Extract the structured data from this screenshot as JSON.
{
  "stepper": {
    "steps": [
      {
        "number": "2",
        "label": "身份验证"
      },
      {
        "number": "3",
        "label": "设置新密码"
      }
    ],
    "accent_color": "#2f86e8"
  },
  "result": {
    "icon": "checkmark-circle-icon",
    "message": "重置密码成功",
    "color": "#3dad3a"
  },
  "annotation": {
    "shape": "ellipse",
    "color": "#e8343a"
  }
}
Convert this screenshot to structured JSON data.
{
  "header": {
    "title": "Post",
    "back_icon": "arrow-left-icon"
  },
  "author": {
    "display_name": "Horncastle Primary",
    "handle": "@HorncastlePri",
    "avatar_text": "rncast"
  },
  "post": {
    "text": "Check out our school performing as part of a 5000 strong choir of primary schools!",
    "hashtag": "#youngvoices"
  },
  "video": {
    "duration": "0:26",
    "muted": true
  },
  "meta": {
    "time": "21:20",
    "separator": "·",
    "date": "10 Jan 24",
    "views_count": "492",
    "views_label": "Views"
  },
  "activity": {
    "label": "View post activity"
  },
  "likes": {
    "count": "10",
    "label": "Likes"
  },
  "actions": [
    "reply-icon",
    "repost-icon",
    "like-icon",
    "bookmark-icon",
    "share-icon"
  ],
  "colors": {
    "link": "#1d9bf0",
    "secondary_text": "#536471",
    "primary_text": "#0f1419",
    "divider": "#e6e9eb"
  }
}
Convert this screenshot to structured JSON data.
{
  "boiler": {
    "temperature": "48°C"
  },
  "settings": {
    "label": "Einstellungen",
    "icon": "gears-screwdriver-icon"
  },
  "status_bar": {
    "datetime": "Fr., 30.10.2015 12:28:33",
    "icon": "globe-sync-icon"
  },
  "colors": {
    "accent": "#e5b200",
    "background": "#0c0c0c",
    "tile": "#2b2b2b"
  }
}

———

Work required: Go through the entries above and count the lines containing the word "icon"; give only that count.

Response to the exercise: 9